Pressured by the growing threat of online retailers, J.C. Penney Co. Inc. said today that it will shutter between 130 and 140 of its 1,000-plus stores over the next few months and offer early retirement to about 6,000 workers.
For retail, it’s a jungle out there — and it’s getting increasingly difficult for firms to find a way out. JCPenney is the latest to take the store-closure route — joining Macy’s Inc., Sears and others — in hopes of staying above water during retail’s turbulent time.
“We believe closing stores will also allow us to adjust our business to effectively compete against the growing threat of online retailers,” chairman and CEO Marvin Ellison said in a release today, noting that he plans to focus on holistic omnichannel growth. “Maintaining a large store base gives us a competitive advantage in the evolving retail landscape since our physical stores are a destination for personalized beauty offerings, a broad array of special sizes, affordable private brands and quality home goods and services.”

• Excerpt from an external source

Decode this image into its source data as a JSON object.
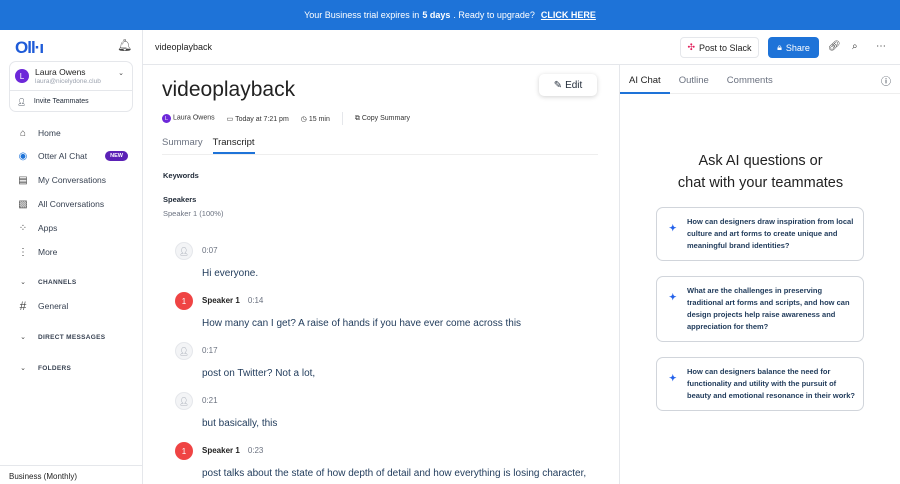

He added, “It is essential to retain those locations that present the best expression of the JCPenney brand and function as a seamless extension of the omnichannel experience through online order fulfillment, same-day pickup, exchanges and return.”
The company today also announced fourth-quarter and full-year earnings for fiscal year 2016.

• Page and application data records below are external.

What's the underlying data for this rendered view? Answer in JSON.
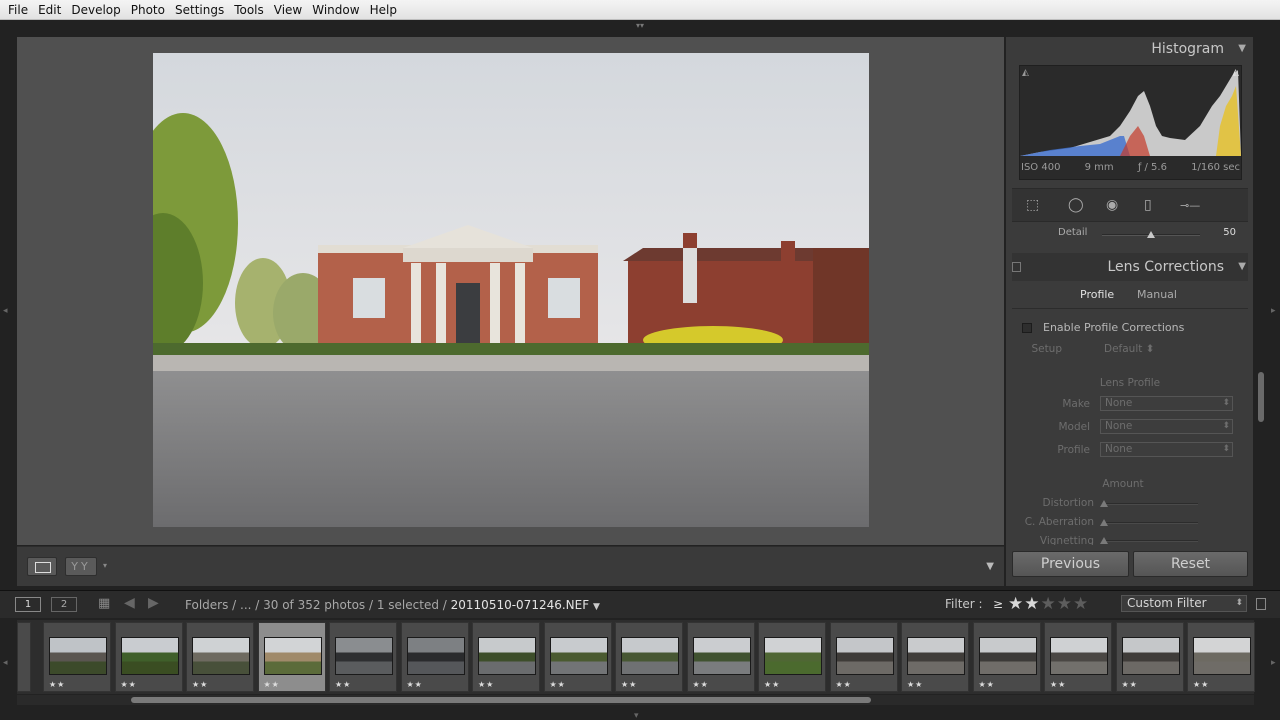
{
  "menubar": {
    "items": [
      "File",
      "Edit",
      "Develop",
      "Photo",
      "Settings",
      "Tools",
      "View",
      "Window",
      "Help"
    ]
  },
  "histogram": {
    "title": "Histogram",
    "iso": "ISO 400",
    "focal": "9 mm",
    "aperture": "ƒ / 5.6",
    "shutter": "1/160 sec"
  },
  "detail": {
    "label": "Detail",
    "value": "50",
    "level": 0.5
  },
  "lens_corrections": {
    "title": "Lens Corrections",
    "tabs": [
      "Profile",
      "Manual"
    ],
    "active_tab": "Profile",
    "enable_label": "Enable Profile Corrections",
    "setup_label": "Setup",
    "setup_value": "Default",
    "lens_profile_heading": "Lens Profile",
    "make_label": "Make",
    "make_value": "None",
    "model_label": "Model",
    "model_value": "None",
    "profile_label": "Profile",
    "profile_value": "None",
    "amount_heading": "Amount",
    "distortion_label": "Distortion",
    "aberration_label": "C. Aberration",
    "vignetting_label": "Vignetting"
  },
  "buttons": {
    "previous": "Previous",
    "reset": "Reset"
  },
  "filmbar": {
    "monitor1": "1",
    "monitor2": "2",
    "path": "Folders / ... / 30 of 352 photos / 1 selected /",
    "filename": "20110510-071246.NEF",
    "filter_label": "Filter :",
    "rating_op": "≥",
    "rating": 2,
    "stars": "★★★★★",
    "custom_filter": "Custom Filter"
  },
  "filmstrip": {
    "thumb_stars": "★★",
    "count": 17
  },
  "colors": {
    "panel_bg": "#3b3b3b",
    "center_bg": "#505050",
    "menubar_bg": "#f0f0f0"
  }
}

JCPenney’s Q4 sales declined less than 1 percent, to $4 billion, which was in line with Wall Street’s forecasts. Full-year sales dipped 0.6 percent, to $12.5 billion. Comps were down 0.7 percent in Q4 and flat for the year.
Fourth-quarter profits totaled $192 million, or 61 cents per diluted share, a solid improvement from the comparable period when the company posted a net loss of $131 million, or 43 cents per diluted share. Adjusted diluted earnings per share, at 64 cents, were 3 cents higher than analysts’ estimates.

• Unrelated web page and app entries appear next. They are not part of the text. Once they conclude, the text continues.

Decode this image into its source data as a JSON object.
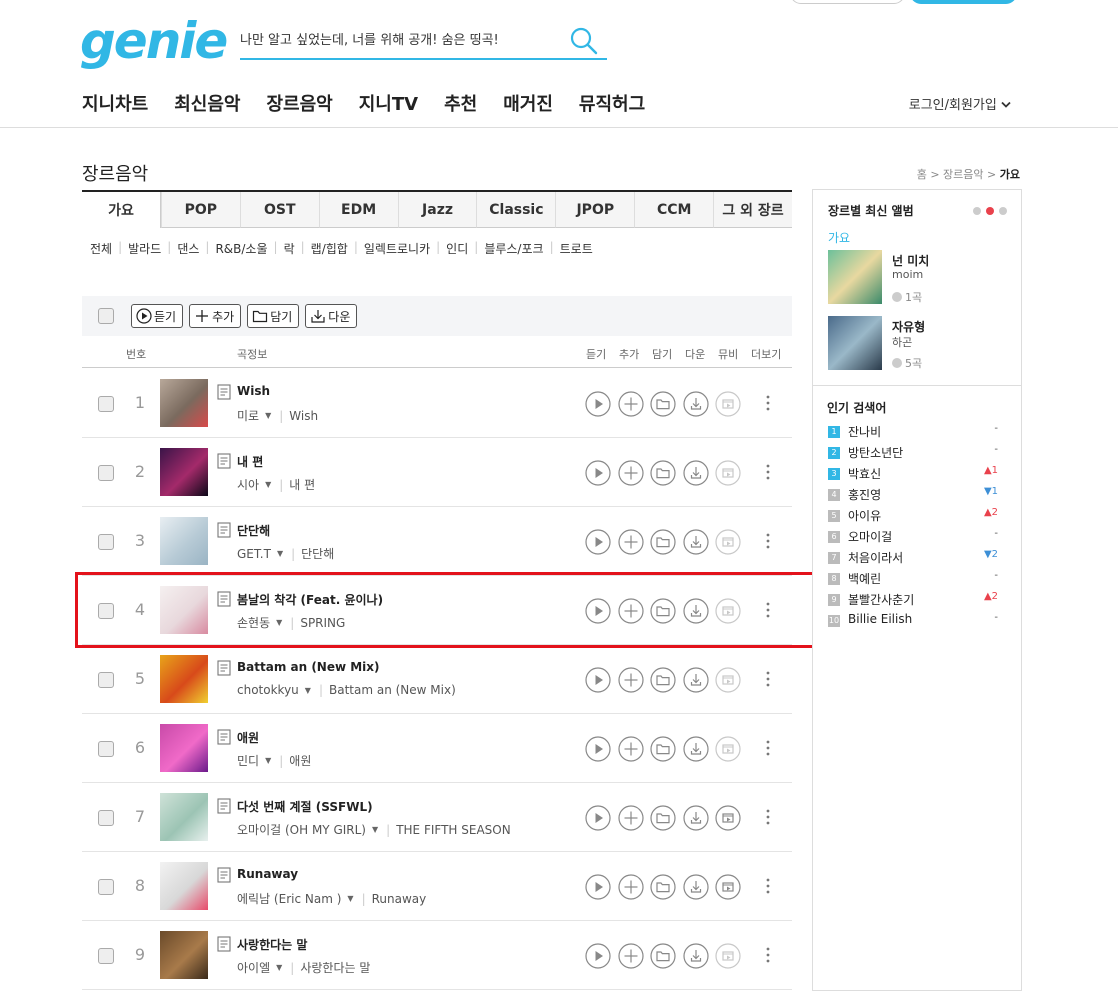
{
  "header": {
    "logo": "genie",
    "search_placeholder": "나만 알고 싶었는데, 너를 위해 공개! 숨은 띵곡!",
    "nav": [
      "지니차트",
      "최신음악",
      "장르음악",
      "지니TV",
      "추천",
      "매거진",
      "뮤직허그"
    ],
    "login": "로그인/회원가입"
  },
  "page": {
    "title": "장르음악",
    "breadcrumb": [
      "홈",
      "장르음악",
      "가요"
    ]
  },
  "tabs": [
    "가요",
    "POP",
    "OST",
    "EDM",
    "Jazz",
    "Classic",
    "JPOP",
    "CCM",
    "그 외 장르"
  ],
  "subgenres": [
    "전체",
    "발라드",
    "댄스",
    "R&B/소울",
    "락",
    "랩/힙합",
    "일렉트로니카",
    "인디",
    "블루스/포크",
    "트로트"
  ],
  "toolbar": {
    "play": "듣기",
    "add": "추가",
    "save": "담기",
    "download": "다운"
  },
  "table_header": {
    "num": "번호",
    "info": "곡정보",
    "play": "듣기",
    "add": "추가",
    "save": "담기",
    "down": "다운",
    "mv": "뮤비",
    "more": "더보기"
  },
  "songs": [
    {
      "num": "1",
      "title": "Wish",
      "artist": "미로",
      "album": "Wish",
      "colors": [
        "#b8a89a",
        "#7a6a5e",
        "#d84a4a"
      ]
    },
    {
      "num": "2",
      "title": "내 편",
      "artist": "시아",
      "album": "내 편",
      "colors": [
        "#3a1448",
        "#a42a6a",
        "#0c0818"
      ]
    },
    {
      "num": "3",
      "title": "단단해",
      "artist": "GET.T",
      "album": "단단해",
      "colors": [
        "#e8eef2",
        "#b8cbd6",
        "#9ab4c4"
      ]
    },
    {
      "num": "4",
      "title": "봄날의 착각 (Feat. 윤이나)",
      "artist": "손현동",
      "album": "SPRING",
      "colors": [
        "#f5f0f0",
        "#e8d8dc",
        "#d88aa0"
      ]
    },
    {
      "num": "5",
      "title": "Battam an (New Mix)",
      "artist": "chotokkyu",
      "album": "Battam an (New Mix)",
      "colors": [
        "#e8a41a",
        "#d84a1a",
        "#f0d030"
      ]
    },
    {
      "num": "6",
      "title": "애원",
      "artist": "민디",
      "album": "애원",
      "colors": [
        "#c84aa8",
        "#f06ac8",
        "#6a1a8a"
      ]
    },
    {
      "num": "7",
      "title": "다섯 번째 계절 (SSFWL)",
      "artist": "오마이걸 (OH MY GIRL)",
      "album": "THE FIFTH SEASON",
      "colors": [
        "#cfe2d8",
        "#9cc4b4",
        "#e8f0ee"
      ]
    },
    {
      "num": "8",
      "title": "Runaway",
      "artist": "에릭남 (Eric Nam )",
      "album": "Runaway",
      "colors": [
        "#f2f2f2",
        "#d8d8d8",
        "#e84a6a"
      ]
    },
    {
      "num": "9",
      "title": "사랑한다는 말",
      "artist": "아이엘",
      "album": "사랑한다는 말",
      "colors": [
        "#6a4a2a",
        "#a87a4a",
        "#3a2a1a"
      ]
    }
  ],
  "sidebar": {
    "latest_title": "장르별 최신 앨범",
    "genre": "가요",
    "albums": [
      {
        "title": "넌 미치",
        "artist": "moim",
        "count": "1곡",
        "colors": [
          "#6cc09a",
          "#e8d8a0",
          "#3a8a6a"
        ]
      },
      {
        "title": "자유형",
        "artist": "하곤",
        "count": "5곡",
        "colors": [
          "#4a6a8a",
          "#9ab8c8",
          "#2a3a4a"
        ]
      }
    ],
    "keywords_title": "인기 검색어",
    "keywords": [
      {
        "rank": "1",
        "text": "잔나비",
        "change": "-",
        "dir": "same"
      },
      {
        "rank": "2",
        "text": "방탄소년단",
        "change": "-",
        "dir": "same"
      },
      {
        "rank": "3",
        "text": "박효신",
        "change": "▲1",
        "dir": "up"
      },
      {
        "rank": "4",
        "text": "홍진영",
        "change": "▼1",
        "dir": "down"
      },
      {
        "rank": "5",
        "text": "아이유",
        "change": "▲2",
        "dir": "up"
      },
      {
        "rank": "6",
        "text": "오마이걸",
        "change": "-",
        "dir": "same"
      },
      {
        "rank": "7",
        "text": "처음이라서",
        "change": "▼2",
        "dir": "down"
      },
      {
        "rank": "8",
        "text": "백예린",
        "change": "-",
        "dir": "same"
      },
      {
        "rank": "9",
        "text": "볼빨간사춘기",
        "change": "▲2",
        "dir": "up"
      },
      {
        "rank": "10",
        "text": "Billie Eilish",
        "change": "-",
        "dir": "same"
      }
    ],
    "rank_colors": {
      "top3": "#31b7e5",
      "rest": "#bbbbbb"
    }
  },
  "accent_color": "#31b7e5",
  "highlight_color": "#e3121b"
}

Full-year profits were $1 million, or zero cents per diluted share, compared with a net loss of $1.68 last year. Adjusted diluted EPS were 8 cents per share compared with diluted losses per share of $1.03 last year.
Looking ahead, JCPenney predicts that its 2017 comparable store sales growth will range from down 1 percent to up 1 percent, and adjusted EPS are expected to be in the range of 40 cents to 65 cents.
“This year was not without its challenges, particularly in our women’s apparel business, but I am proud this team delivered on our goal to return our company to profitability in 2016,” Ellison said. “This is no small feat when considering the situation a few years ago, but our over 100,000 associates embraced our strategy and came to work each day focused on doing their part to drive this incredible turnaround in profitability.”
As of noon, JCPenney shares were down nearly 9 percent, to $6.26.